This is the same idea as the Easter Stained Glass . This time we have an empty tomb cut from black card and a stone. If you can have a bright tissue paper colour behind the empty tomb it will really glow when you put the craft at a sunlit window. Click on the link above for instructions.
Paper plates are just so great for craft ideas (and can be used as storytelling props too) This simple paper plate idea can be used as both. The craft is for a child and adult to make together while talking about the Easter Story.
You need – paper plate, tissue paper or similar in green and blue, white paper on which to draw the hill and the tomb, brown paper circle for the stone, brown paper strips for the cross, some crayons/pencils, glue and scissors. (Obviously if making with younger children use children’s safety scissors and make sure you keep a watchful eye. Scissors should always be used with care while sitting down).
Begin by covering the top half of the plate with blue paper and the bottom with green.
Draw two hills on the white paper. Colour one green. Make the other into the tomb by drawing the entrance and colour brown. Cut out and stick in the middle of the plate covering the sky/grass join.
Add the cross to the green hill and the stone infront of the tomb entrance to one side to show that the tomb is empty.
It would be great to make this while talking about the Easter story or reading the story together.
Easter or Resurrection Gardens are a great way to celebrate Easter. They are a reminder of the Easter story and are fun to make. Traditionally they would be made using soil, moss, flowers etc but this version is made entirely from paper and card – if you haven’t got easy access to soil and plants this is for you!
I’ve used – paper plate (a piece of card would do too), cereal box to make the cross (make two cross shapes and glue together so it will stand up), paper ice cream tub for the tomb ( a roll of paper with card glued over an end would be fine), a paper circle for the stone, tissue paper for the path and grass and pictures of flowers from magazines/garden catalogues.
These A4 Easter Egg designs can be coloured or made into collages. Whatever you feel like doing! I’ve used wax crayons (you can blend the colours!), felt tips, tissue paper and some sugar paper circles. Cut out the egg shape after you’ve decorated it. If you want to paint then maybe print the shape onto card. Enjoy!
Children of almost any age can decorate these simple egg shapes. We’ve used them at a toddler group, but they would be great for older children who would be able to do more intricate designs or pictures.

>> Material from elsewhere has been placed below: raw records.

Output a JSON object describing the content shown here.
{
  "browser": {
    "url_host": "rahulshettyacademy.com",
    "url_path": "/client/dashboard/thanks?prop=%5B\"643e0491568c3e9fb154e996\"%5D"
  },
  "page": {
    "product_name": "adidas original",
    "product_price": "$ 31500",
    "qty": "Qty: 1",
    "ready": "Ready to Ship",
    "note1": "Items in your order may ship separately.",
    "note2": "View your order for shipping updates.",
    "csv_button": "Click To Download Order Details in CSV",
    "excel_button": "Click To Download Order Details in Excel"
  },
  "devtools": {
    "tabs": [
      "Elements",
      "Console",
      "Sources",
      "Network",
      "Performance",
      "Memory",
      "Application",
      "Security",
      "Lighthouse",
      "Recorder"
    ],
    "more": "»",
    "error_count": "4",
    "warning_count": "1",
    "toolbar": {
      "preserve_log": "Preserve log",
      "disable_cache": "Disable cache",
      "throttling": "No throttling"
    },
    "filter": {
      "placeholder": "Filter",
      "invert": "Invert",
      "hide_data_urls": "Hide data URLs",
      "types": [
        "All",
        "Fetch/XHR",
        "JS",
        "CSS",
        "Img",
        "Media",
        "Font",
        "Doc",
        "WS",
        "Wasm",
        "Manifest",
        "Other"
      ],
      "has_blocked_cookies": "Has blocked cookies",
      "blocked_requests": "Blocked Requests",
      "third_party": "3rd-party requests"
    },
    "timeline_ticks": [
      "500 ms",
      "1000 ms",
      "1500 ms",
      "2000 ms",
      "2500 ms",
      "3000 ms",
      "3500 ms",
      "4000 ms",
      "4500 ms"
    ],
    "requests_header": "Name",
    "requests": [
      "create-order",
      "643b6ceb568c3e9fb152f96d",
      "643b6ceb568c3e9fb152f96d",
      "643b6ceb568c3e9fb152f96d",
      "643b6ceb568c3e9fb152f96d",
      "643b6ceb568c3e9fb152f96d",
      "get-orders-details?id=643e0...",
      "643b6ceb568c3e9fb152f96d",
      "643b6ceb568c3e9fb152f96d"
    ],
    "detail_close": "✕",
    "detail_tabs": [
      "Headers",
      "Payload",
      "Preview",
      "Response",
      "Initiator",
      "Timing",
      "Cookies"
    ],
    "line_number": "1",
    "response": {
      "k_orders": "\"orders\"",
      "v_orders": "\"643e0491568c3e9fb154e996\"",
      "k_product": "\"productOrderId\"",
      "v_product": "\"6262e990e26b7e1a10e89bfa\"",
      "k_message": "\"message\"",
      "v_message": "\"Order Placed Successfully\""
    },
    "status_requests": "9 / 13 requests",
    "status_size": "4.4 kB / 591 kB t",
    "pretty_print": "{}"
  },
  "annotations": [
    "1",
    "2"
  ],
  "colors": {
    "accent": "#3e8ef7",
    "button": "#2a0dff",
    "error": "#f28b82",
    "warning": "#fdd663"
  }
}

To make them you need to start with a salt dough. This is very easy. You need 2 cups plain flour, I cup of salt and I cup of water (add this gradually as you may not need it all). Kneed the dough on a floured surface and roll out to about 4mm thick. As you do this keep making sure it isn’t sticking to the work top. I used a template and cut around it. You could also use an egg shaped biscuit cutter. If you are making hanging decorations you need to make a hole for the thread about 1cm away from the edge.Smooth the edges of the eggs once you have cut them out. Then leave the shapes to dry. They will air dry, but it will take a long time (48 hours plus) or put them in a low oven, not more than 100C, for up to 4 hours. (They can burn so keep an eye on them). Once dry you can decorate with paint and/or felt pens.
We used felt tips to decorate but you could also glue coloured paper on to them and add glitter! A covering of PVA glue at the end will add a shine – but as you can see in the pictures the colours may run a bit.
Easter is nearly here! In toddler group we have been learning about being ‘Wonderfully made’ and have already talkied about our mouths that shout, whisper and taste’ and our ears that can ‘hear shouts and whispers’. The Bible story that we are using to develop this is the Palm Sunday story that we read in Luke 19:29-40, Matthew 21:1-11, Mark 11:1-10, John 12:12-15. In these accounts people shouted ‘Hosanna!’ and everyone heard. The story will be told simply and the children will be encouraged to shout ‘Hosanna’ in the appropiate places!
The above craft is palm leaf shapes for the children to decorate using chalk, felt tip and wax crayons. I prefer wax crayons rather than the plastic variety as they blend and make a better mark on the paper.
The word Hosanna means ‘Save please’ and also ‘Salvation has come.’ Take a look at what John Piper has to say about Hosanna!